MATERIAL FOR THIS EXERCISE: Begin
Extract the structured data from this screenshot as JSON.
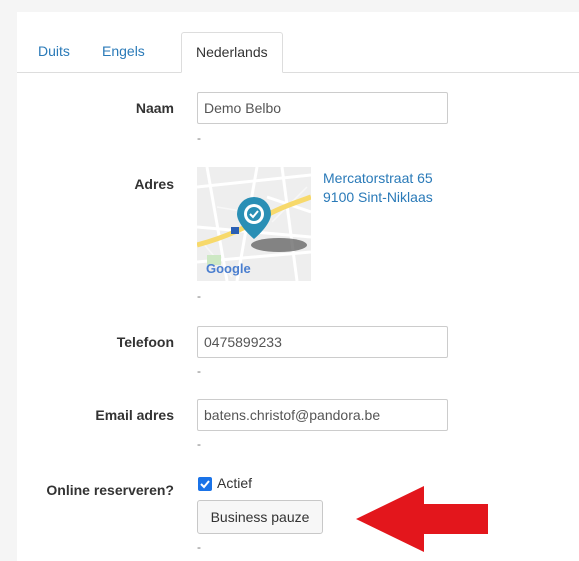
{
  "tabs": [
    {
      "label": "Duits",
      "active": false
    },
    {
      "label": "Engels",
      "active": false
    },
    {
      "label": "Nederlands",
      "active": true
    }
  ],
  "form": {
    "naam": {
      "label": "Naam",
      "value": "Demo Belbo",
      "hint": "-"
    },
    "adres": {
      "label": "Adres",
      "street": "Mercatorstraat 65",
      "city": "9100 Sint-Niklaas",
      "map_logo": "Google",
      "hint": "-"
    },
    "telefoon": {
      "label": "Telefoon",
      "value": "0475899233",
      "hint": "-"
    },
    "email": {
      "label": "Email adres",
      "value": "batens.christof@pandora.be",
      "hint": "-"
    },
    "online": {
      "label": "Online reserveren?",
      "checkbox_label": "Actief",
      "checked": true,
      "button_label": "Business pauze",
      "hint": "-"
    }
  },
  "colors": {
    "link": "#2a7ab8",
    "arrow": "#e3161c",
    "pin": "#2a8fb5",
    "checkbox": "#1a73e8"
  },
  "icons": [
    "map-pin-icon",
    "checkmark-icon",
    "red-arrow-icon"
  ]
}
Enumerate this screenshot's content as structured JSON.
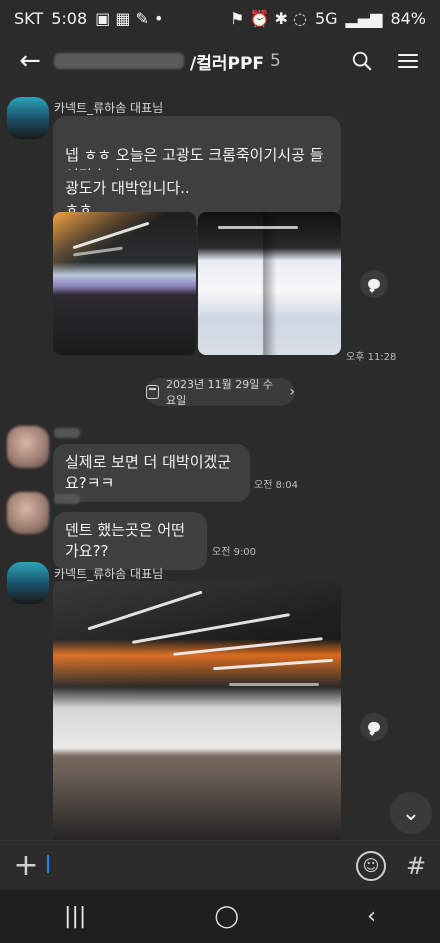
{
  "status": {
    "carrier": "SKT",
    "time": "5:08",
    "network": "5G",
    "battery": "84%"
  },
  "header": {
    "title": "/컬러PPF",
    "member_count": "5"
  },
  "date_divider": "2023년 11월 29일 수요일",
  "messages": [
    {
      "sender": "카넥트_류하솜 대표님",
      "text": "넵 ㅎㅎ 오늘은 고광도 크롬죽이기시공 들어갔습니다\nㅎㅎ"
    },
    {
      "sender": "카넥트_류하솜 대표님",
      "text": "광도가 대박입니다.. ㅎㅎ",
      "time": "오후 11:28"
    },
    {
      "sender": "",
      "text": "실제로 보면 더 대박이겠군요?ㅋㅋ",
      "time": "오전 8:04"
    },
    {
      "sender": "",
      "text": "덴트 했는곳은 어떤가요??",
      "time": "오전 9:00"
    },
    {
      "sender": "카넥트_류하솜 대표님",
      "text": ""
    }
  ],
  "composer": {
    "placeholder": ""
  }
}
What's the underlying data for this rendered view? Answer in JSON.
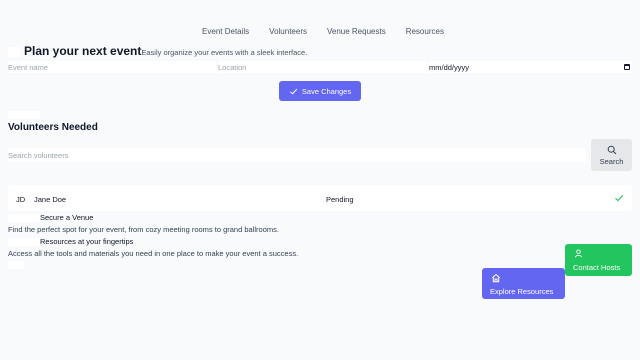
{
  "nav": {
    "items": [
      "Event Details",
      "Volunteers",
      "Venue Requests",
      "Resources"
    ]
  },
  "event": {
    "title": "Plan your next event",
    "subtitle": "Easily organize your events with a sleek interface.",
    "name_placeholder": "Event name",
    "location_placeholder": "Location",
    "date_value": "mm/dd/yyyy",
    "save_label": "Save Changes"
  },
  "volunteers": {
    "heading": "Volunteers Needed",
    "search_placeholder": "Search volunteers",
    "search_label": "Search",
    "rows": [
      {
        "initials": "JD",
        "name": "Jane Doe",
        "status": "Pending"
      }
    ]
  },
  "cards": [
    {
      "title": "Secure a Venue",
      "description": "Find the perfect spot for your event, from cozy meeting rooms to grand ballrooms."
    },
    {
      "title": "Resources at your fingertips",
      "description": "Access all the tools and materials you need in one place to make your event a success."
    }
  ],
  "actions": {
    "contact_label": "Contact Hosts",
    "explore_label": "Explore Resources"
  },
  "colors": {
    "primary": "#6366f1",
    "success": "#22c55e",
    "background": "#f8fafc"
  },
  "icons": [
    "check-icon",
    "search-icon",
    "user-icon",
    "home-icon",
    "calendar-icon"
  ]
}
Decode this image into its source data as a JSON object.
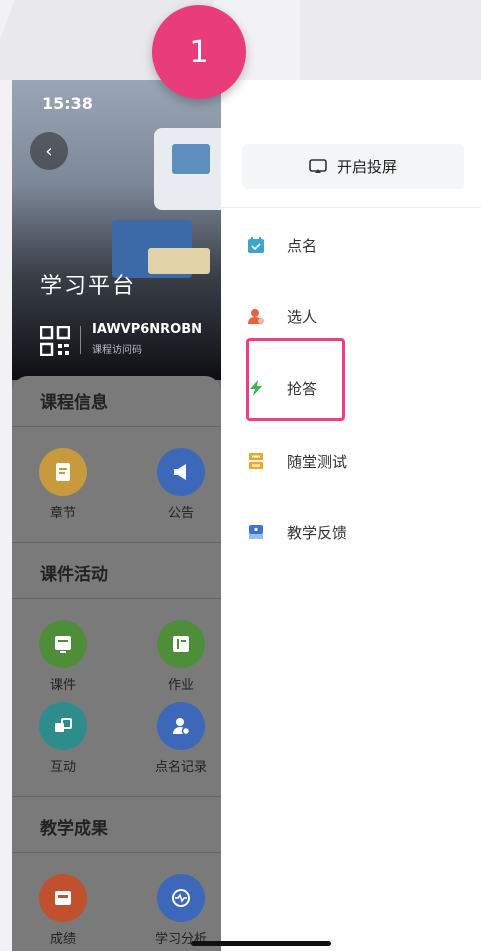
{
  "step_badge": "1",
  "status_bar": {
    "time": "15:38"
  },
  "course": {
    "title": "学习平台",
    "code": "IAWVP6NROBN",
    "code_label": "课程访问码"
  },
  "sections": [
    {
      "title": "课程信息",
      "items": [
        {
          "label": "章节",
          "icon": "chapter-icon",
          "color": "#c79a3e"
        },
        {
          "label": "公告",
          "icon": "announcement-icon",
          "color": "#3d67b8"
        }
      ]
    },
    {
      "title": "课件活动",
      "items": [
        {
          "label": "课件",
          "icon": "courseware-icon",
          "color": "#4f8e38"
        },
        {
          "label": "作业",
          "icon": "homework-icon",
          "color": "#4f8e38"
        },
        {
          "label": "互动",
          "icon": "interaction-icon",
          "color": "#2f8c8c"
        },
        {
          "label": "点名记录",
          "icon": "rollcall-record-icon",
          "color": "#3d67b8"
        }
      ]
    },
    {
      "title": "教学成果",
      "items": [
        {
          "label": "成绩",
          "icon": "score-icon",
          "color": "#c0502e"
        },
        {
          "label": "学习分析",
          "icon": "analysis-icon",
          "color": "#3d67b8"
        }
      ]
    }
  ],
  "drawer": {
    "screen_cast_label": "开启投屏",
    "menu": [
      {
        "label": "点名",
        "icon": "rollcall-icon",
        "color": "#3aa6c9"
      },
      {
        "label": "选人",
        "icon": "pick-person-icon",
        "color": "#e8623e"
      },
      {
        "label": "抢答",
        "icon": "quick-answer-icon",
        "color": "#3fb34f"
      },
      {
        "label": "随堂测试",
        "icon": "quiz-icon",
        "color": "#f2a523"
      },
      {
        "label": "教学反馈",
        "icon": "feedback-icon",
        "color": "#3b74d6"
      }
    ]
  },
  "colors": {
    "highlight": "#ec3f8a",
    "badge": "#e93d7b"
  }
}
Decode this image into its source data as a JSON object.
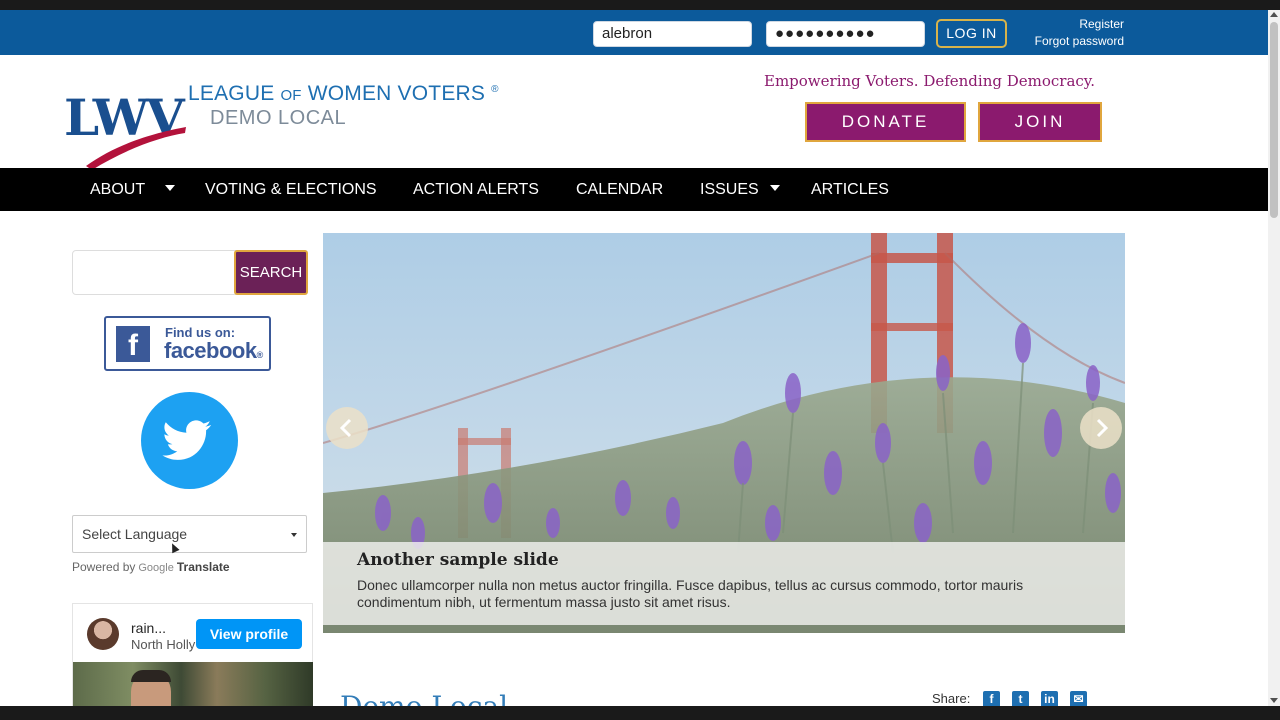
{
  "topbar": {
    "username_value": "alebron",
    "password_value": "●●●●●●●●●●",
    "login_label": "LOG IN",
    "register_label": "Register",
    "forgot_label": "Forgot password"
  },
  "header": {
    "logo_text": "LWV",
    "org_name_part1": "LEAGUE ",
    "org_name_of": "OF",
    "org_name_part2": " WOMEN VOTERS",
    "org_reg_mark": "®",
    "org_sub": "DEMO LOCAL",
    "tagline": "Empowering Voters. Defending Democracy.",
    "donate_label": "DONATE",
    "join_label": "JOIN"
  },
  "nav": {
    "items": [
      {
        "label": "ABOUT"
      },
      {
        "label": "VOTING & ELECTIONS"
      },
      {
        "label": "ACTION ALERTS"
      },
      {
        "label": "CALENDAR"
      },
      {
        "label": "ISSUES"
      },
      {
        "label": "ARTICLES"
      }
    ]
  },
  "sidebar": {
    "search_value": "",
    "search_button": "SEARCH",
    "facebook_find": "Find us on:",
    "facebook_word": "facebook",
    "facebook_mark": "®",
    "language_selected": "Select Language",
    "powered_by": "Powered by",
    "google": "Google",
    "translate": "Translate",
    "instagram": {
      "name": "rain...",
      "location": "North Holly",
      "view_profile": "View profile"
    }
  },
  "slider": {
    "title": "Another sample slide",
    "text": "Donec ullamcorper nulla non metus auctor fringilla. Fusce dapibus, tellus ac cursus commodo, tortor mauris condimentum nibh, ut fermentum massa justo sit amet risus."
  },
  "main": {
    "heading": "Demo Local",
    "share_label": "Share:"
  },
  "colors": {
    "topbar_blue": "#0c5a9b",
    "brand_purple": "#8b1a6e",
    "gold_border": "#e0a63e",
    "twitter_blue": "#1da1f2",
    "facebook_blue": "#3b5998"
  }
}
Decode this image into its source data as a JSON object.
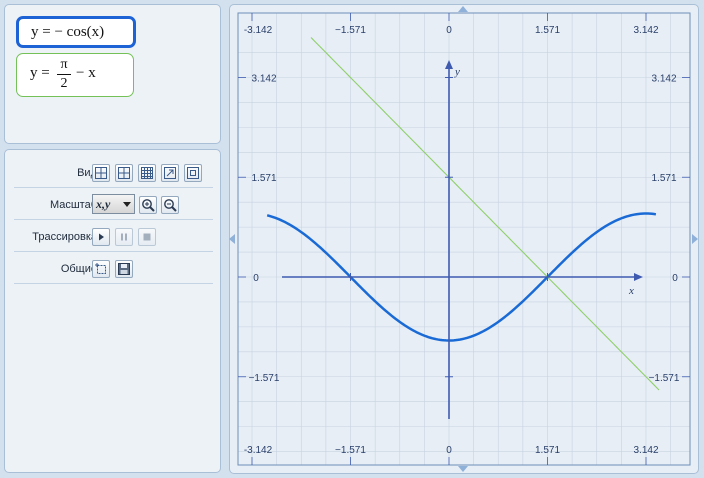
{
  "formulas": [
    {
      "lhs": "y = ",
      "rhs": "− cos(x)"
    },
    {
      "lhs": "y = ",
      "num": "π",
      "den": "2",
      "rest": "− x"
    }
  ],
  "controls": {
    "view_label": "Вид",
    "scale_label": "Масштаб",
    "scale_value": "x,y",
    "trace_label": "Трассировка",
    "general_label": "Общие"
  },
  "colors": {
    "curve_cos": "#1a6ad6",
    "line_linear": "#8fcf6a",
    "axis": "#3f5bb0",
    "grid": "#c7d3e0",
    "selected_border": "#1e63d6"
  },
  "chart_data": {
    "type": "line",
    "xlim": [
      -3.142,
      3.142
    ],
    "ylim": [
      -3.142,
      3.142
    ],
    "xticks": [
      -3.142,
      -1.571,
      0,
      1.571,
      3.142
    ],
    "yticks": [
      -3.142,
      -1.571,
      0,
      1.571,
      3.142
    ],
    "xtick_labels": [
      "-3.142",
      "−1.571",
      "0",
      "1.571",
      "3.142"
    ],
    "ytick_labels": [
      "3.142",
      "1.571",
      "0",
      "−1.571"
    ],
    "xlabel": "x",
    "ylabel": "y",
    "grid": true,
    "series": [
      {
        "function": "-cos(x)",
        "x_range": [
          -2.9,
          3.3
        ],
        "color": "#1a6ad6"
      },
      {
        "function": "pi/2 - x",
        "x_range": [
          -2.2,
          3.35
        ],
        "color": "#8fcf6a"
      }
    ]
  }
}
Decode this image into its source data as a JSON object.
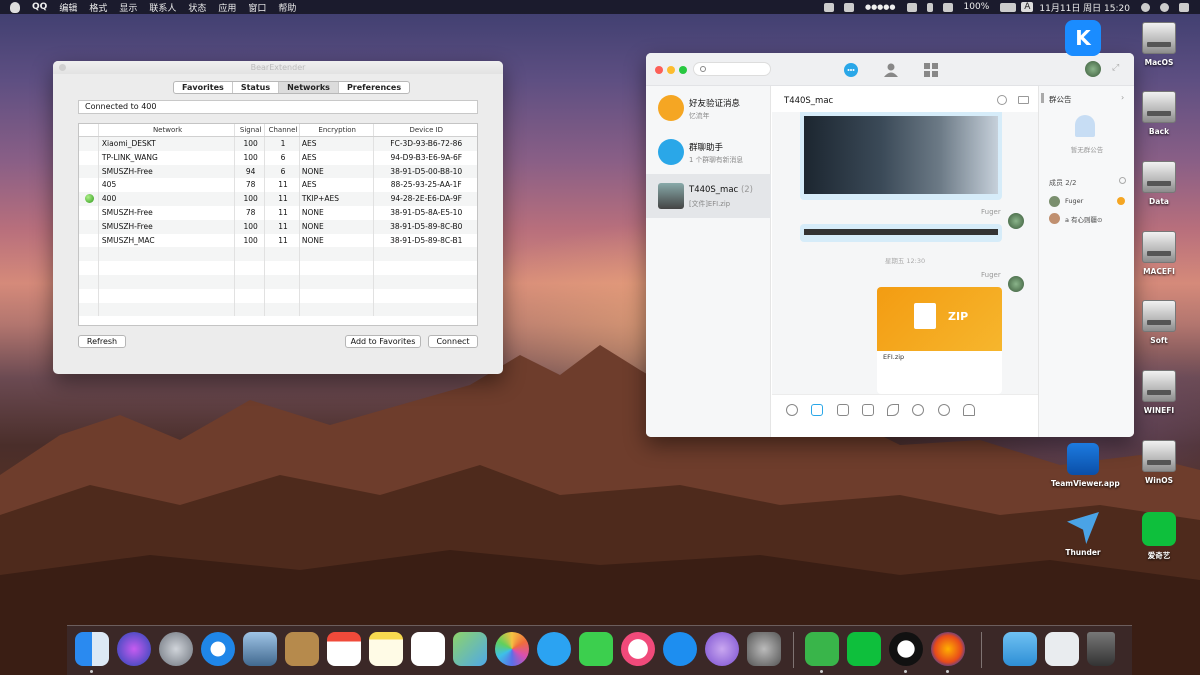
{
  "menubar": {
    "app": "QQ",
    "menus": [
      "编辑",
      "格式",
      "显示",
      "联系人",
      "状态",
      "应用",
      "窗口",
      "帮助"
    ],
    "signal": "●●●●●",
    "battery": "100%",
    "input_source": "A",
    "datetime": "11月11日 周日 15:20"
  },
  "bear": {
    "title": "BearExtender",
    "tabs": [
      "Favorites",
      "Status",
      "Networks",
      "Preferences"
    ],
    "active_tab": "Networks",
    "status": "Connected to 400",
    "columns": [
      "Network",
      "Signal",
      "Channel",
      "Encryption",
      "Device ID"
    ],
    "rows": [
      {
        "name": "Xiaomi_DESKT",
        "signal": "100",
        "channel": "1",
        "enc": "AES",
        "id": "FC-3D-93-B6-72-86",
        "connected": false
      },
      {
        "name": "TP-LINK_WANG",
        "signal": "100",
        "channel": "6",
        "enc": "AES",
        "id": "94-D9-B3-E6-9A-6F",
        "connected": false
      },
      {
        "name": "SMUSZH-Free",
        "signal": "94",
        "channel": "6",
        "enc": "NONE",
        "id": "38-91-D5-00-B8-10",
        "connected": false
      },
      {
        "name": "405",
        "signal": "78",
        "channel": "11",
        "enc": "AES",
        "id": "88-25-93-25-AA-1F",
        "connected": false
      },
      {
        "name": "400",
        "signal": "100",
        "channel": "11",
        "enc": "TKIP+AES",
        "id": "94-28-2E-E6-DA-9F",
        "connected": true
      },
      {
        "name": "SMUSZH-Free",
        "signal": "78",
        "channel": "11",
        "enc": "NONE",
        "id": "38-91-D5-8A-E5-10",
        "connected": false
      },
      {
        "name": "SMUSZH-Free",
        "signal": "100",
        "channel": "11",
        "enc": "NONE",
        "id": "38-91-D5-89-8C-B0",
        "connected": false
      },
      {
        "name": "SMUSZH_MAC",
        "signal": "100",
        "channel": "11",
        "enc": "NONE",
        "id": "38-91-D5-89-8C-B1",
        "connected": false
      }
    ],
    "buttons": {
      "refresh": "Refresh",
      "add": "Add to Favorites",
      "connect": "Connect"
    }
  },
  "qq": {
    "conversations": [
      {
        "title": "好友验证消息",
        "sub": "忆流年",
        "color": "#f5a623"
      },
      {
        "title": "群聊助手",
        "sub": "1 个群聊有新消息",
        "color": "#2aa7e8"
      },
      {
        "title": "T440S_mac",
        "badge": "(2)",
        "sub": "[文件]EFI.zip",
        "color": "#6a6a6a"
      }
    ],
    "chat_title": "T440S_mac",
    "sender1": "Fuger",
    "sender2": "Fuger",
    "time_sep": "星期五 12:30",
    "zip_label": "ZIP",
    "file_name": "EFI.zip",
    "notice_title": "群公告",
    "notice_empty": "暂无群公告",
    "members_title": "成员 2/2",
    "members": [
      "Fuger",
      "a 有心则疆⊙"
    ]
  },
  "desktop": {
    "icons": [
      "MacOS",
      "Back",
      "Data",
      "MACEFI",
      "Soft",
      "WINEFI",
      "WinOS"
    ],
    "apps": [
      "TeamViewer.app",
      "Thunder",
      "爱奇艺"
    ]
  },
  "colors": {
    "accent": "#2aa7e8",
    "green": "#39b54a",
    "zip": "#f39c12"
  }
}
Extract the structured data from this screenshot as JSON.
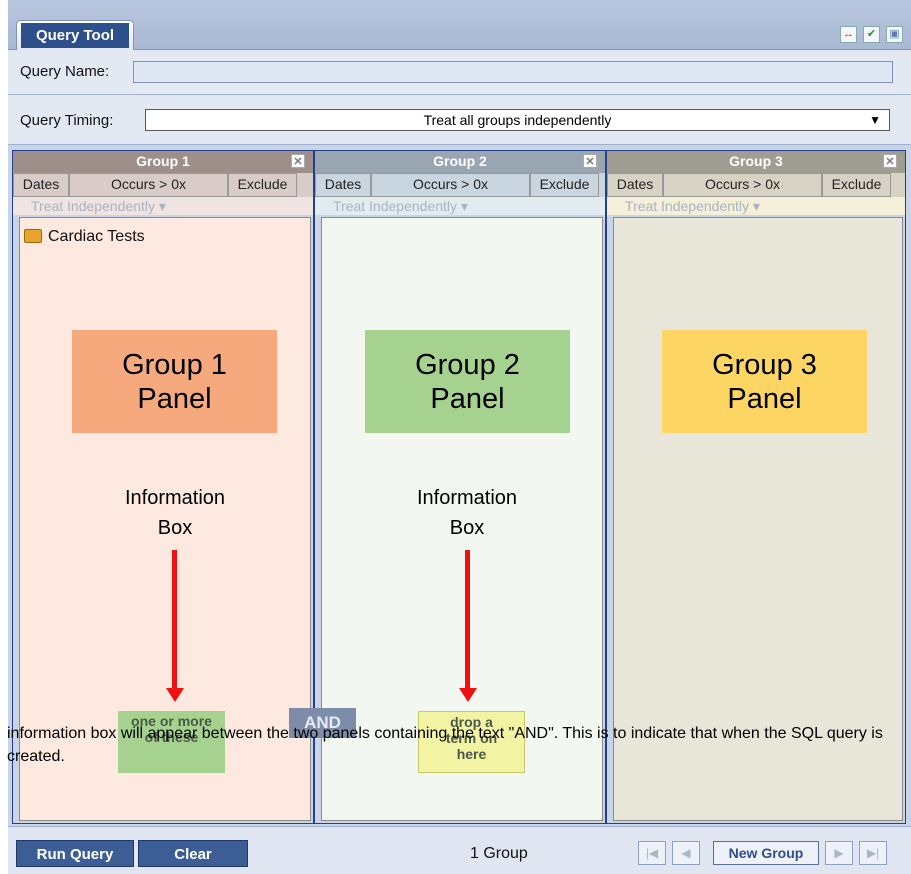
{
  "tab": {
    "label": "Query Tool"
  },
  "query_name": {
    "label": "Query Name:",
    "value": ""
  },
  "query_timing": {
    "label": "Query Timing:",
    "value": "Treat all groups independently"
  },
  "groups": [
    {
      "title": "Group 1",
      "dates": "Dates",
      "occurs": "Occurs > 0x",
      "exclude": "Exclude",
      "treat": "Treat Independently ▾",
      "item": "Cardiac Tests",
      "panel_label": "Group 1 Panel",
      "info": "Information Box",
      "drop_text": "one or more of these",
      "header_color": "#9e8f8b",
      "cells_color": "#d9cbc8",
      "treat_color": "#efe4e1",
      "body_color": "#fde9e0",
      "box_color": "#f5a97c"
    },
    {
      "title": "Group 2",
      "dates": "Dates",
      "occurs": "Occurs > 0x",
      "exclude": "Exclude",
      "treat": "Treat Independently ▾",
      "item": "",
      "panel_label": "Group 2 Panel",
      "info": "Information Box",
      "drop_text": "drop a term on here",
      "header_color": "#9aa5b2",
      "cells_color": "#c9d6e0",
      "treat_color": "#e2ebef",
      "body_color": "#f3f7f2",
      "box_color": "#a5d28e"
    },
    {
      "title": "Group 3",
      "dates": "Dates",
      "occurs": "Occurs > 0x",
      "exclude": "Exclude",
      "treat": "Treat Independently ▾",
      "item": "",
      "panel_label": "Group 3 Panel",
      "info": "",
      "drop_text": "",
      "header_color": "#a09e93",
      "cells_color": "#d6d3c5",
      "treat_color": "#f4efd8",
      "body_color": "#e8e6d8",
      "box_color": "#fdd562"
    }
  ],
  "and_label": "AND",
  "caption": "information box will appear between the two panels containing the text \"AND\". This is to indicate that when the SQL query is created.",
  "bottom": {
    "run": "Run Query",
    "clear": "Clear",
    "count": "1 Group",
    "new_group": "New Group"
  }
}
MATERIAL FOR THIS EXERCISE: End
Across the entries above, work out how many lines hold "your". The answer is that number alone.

(EXERCISE ANSWER)
5